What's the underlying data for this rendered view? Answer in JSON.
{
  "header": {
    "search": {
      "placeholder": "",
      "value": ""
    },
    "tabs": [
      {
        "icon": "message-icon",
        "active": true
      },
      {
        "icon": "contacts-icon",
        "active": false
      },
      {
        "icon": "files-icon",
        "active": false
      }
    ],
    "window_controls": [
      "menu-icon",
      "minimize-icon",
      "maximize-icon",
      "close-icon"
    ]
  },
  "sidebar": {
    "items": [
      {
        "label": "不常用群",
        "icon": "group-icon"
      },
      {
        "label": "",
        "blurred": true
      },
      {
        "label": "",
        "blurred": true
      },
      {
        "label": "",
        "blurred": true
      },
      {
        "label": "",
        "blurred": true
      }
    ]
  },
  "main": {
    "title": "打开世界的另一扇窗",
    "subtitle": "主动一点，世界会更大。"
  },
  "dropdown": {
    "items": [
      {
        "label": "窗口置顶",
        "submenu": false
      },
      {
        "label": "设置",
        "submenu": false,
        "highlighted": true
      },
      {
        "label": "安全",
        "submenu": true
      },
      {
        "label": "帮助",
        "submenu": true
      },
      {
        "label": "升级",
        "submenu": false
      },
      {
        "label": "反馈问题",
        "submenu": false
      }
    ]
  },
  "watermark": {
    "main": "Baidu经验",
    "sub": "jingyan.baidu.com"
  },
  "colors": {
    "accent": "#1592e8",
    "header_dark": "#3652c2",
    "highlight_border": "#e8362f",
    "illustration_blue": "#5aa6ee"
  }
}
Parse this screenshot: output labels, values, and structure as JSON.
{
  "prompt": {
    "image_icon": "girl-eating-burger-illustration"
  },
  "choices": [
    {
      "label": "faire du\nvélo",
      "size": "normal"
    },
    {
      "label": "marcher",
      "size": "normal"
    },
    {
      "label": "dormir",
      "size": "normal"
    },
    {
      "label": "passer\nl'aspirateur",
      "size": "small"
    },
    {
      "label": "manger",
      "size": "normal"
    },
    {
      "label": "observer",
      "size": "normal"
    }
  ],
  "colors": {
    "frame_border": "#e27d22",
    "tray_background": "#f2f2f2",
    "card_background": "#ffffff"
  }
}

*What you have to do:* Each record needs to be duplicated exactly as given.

*Written response:*
What's the underlying data for this rendered view? Answer in JSON.
{
  "header": {
    "search": {
      "placeholder": "",
      "value": ""
    },
    "tabs": [
      {
        "icon": "message-icon",
        "active": true
      },
      {
        "icon": "contacts-icon",
        "active": false
      },
      {
        "icon": "files-icon",
        "active": false
      }
    ],
    "window_controls": [
      "menu-icon",
      "minimize-icon",
      "maximize-icon",
      "close-icon"
    ]
  },
  "sidebar": {
    "items": [
      {
        "label": "不常用群",
        "icon": "group-icon"
      },
      {
        "label": "",
        "blurred": true
      },
      {
        "label": "",
        "blurred": true
      },
      {
        "label": "",
        "blurred": true
      },
      {
        "label": "",
        "blurred": true
      }
    ]
  },
  "main": {
    "title": "打开世界的另一扇窗",
    "subtitle": "主动一点，世界会更大。"
  },
  "dropdown": {
    "items": [
      {
        "label": "窗口置顶",
        "submenu": false
      },
      {
        "label": "设置",
        "submenu": false,
        "highlighted": true
      },
      {
        "label": "安全",
        "submenu": true
      },
      {
        "label": "帮助",
        "submenu": true
      },
      {
        "label": "升级",
        "submenu": false
      },
      {
        "label": "反馈问题",
        "submenu": false
      }
    ]
  },
  "watermark": {
    "main": "Baidu经验",
    "sub": "jingyan.baidu.com"
  },
  "colors": {
    "accent": "#1592e8",
    "header_dark": "#3652c2",
    "highlight_border": "#e8362f",
    "illustration_blue": "#5aa6ee"
  }
}
Parse this screenshot: output labels, values, and structure as JSON.
{
  "prompt": {
    "image_icon": "girl-eating-burger-illustration"
  },
  "choices": [
    {
      "label": "faire du\nvélo",
      "size": "normal"
    },
    {
      "label": "marcher",
      "size": "normal"
    },
    {
      "label": "dormir",
      "size": "normal"
    },
    {
      "label": "passer\nl'aspirateur",
      "size": "small"
    },
    {
      "label": "manger",
      "size": "normal"
    },
    {
      "label": "observer",
      "size": "normal"
    }
  ],
  "colors": {
    "frame_border": "#e27d22",
    "tray_background": "#f2f2f2",
    "card_background": "#ffffff"
  }
}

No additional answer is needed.